Stored entries:
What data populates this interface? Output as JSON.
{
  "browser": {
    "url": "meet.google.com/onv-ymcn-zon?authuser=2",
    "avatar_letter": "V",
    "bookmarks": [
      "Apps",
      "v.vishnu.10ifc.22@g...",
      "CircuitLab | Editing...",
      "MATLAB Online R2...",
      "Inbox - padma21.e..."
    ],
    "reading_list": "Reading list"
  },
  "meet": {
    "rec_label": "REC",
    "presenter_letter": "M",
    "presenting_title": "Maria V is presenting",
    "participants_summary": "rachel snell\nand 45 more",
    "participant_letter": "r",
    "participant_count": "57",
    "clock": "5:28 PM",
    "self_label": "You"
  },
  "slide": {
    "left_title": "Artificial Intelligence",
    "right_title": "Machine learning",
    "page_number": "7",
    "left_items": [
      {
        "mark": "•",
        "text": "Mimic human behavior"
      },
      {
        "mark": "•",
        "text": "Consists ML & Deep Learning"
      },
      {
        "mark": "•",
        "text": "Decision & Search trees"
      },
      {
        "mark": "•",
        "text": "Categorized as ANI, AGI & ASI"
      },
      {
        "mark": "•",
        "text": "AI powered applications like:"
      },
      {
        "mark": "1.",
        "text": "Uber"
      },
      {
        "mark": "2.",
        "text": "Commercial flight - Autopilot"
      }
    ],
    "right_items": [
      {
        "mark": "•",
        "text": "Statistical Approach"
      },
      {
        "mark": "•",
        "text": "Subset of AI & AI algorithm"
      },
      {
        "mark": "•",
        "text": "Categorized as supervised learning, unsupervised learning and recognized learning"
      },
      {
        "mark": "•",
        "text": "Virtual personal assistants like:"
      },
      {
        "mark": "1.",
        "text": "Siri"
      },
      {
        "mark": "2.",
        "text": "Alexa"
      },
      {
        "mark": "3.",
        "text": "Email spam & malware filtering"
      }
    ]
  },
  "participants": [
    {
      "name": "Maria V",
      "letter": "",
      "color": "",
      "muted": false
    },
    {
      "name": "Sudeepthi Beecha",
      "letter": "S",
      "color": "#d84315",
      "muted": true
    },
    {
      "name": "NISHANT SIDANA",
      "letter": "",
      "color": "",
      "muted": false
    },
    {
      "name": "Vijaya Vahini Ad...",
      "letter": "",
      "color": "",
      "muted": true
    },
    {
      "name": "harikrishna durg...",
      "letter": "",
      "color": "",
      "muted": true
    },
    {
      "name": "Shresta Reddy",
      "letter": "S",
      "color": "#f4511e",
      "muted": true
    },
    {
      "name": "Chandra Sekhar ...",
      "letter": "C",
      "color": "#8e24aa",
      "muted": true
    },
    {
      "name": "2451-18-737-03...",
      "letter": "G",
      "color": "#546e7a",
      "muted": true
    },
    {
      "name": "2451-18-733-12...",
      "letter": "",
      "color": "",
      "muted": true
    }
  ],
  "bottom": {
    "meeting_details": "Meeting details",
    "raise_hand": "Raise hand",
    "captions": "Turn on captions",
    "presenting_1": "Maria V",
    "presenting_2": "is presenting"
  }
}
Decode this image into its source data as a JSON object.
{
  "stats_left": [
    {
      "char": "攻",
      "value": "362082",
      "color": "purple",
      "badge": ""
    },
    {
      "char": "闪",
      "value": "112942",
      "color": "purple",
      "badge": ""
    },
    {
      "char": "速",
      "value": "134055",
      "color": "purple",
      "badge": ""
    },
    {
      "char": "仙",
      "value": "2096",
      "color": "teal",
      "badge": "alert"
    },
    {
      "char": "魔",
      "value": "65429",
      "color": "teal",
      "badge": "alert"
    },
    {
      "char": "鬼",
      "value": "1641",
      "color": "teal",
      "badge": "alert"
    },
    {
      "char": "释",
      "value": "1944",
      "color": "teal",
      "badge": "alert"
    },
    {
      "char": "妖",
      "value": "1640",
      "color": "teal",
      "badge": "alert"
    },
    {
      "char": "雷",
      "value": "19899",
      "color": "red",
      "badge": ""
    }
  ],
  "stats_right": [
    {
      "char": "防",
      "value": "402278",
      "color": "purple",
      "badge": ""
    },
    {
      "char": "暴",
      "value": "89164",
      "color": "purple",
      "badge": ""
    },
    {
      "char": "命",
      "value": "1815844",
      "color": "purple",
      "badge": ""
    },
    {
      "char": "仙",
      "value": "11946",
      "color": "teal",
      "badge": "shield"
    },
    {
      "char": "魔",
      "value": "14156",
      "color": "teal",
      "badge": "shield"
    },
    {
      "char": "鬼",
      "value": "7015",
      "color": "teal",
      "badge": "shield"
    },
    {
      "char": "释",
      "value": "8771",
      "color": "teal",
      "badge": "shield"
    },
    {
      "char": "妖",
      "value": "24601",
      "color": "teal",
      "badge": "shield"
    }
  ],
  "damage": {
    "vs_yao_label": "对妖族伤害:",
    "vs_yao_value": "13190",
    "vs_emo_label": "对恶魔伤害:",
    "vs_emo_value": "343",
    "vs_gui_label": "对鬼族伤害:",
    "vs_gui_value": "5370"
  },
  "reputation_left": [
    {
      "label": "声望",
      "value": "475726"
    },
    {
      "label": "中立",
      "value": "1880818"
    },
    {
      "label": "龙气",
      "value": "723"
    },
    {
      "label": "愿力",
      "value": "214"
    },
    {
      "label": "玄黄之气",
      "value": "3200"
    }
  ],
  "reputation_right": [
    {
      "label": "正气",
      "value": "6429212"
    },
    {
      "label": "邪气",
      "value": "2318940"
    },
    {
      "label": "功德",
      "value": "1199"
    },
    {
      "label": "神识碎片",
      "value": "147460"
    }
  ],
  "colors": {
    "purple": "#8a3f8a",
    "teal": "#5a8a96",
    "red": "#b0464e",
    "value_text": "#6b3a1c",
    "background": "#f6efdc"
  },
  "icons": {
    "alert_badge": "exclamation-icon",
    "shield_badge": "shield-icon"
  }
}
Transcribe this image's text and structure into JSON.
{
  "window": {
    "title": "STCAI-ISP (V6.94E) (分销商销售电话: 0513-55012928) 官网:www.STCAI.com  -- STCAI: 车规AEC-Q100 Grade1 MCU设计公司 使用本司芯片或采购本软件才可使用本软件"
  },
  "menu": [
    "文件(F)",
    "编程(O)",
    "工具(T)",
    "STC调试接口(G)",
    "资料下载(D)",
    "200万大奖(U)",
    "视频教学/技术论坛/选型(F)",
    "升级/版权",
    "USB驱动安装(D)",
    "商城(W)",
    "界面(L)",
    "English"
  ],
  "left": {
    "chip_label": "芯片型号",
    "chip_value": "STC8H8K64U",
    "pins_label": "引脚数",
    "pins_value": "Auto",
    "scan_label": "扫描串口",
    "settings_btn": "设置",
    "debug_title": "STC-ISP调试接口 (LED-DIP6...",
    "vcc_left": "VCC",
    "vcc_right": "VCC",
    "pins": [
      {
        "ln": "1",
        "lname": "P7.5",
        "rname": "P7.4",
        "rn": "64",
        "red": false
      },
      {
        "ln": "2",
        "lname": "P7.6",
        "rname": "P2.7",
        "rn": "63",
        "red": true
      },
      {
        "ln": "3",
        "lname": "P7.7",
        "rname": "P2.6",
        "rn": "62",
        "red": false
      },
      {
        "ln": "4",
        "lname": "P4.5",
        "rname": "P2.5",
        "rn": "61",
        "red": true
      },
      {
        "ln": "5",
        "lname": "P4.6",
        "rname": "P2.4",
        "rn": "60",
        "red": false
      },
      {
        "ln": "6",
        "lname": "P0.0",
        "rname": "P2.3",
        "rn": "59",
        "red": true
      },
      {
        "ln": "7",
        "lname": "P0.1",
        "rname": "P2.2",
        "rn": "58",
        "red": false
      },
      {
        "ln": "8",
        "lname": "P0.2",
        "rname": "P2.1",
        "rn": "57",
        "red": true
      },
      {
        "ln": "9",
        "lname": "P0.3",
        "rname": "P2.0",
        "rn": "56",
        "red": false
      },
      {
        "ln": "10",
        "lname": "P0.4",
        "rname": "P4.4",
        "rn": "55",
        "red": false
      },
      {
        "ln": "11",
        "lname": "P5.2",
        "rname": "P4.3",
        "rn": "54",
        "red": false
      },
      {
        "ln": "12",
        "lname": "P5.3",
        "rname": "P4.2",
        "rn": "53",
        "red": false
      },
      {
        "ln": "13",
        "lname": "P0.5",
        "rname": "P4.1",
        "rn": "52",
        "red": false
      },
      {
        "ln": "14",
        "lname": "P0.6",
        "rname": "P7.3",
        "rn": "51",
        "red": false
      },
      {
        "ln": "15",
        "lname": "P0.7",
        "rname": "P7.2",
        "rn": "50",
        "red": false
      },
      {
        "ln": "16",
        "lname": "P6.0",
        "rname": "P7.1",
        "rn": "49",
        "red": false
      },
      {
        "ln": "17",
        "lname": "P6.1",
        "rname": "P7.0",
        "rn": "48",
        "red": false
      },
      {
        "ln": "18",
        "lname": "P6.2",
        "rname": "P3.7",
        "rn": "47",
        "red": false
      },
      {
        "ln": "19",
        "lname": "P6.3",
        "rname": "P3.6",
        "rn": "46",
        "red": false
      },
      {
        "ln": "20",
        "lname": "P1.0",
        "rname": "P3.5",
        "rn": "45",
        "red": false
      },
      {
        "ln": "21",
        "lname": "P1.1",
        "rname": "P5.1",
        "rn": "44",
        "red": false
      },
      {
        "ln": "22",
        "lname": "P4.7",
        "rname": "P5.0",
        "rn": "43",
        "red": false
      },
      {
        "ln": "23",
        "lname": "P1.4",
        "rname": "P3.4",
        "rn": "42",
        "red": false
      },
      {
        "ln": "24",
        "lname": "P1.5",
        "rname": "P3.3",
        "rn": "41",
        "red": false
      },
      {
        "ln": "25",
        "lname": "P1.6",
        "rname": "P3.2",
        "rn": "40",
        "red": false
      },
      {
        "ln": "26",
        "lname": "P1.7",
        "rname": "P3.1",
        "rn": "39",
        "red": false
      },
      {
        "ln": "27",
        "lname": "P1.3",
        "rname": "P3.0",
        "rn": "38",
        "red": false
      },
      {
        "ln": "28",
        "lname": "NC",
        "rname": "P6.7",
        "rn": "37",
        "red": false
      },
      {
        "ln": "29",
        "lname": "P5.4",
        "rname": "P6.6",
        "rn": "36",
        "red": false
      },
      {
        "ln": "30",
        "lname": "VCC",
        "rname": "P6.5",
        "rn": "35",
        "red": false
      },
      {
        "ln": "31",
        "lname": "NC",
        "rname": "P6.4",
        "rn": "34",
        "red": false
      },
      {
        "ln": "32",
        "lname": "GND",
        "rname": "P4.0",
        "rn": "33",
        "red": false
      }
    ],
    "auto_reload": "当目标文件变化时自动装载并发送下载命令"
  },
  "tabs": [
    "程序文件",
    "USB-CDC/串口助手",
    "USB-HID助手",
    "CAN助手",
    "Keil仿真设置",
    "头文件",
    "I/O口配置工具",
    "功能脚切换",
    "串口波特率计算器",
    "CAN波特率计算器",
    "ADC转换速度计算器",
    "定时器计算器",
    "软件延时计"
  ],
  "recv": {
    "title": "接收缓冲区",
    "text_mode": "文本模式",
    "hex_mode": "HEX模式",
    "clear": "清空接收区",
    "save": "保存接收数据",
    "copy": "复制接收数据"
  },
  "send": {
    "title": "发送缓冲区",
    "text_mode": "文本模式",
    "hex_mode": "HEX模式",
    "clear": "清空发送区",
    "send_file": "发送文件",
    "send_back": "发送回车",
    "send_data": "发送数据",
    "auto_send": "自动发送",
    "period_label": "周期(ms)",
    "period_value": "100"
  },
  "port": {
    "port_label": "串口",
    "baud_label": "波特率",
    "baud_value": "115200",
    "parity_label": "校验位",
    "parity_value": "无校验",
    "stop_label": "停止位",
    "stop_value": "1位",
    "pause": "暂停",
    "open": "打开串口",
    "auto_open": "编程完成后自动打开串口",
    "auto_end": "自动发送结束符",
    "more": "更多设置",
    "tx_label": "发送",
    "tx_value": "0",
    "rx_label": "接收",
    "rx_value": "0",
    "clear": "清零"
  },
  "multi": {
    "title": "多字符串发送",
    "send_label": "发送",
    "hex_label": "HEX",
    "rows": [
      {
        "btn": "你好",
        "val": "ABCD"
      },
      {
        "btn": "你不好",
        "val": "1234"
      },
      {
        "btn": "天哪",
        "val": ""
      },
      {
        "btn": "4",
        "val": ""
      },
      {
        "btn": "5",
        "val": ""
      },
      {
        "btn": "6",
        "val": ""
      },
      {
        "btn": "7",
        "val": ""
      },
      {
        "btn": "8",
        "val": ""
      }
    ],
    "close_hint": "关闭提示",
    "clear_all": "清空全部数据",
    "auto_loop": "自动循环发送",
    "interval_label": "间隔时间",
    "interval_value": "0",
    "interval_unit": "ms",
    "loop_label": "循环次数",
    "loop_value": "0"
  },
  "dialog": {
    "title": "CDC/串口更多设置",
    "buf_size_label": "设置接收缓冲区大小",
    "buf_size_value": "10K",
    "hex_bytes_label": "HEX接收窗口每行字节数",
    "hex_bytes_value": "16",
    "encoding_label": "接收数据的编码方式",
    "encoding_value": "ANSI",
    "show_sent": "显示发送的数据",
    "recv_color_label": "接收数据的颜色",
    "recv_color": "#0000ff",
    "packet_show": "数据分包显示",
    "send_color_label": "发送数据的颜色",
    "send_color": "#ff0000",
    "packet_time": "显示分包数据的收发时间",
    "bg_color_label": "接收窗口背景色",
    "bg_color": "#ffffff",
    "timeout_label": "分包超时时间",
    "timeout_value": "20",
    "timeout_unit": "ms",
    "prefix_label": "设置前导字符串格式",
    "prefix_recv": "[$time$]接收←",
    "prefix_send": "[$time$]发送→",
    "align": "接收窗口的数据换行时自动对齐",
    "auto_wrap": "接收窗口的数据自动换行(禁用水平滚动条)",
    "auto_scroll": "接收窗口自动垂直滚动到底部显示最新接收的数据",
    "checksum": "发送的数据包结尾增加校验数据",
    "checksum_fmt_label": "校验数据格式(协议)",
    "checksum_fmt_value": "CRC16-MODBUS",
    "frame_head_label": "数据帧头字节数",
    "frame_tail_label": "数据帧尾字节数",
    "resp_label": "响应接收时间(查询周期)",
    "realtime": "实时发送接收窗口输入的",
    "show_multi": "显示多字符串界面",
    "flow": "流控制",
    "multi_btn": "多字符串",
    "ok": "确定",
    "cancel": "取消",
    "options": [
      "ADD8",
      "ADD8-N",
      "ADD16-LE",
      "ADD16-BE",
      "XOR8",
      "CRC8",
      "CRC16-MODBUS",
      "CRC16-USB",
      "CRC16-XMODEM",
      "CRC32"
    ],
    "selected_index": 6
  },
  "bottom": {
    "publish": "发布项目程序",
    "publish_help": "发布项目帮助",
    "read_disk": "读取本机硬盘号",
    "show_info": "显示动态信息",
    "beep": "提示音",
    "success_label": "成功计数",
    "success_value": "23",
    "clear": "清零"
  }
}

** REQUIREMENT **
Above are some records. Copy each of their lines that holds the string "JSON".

** ANSWER SPACE **
What data populates this interface? Output as JSON.
Decode this image into its source data as a JSON object.
Transcribe this image's text and structure into JSON.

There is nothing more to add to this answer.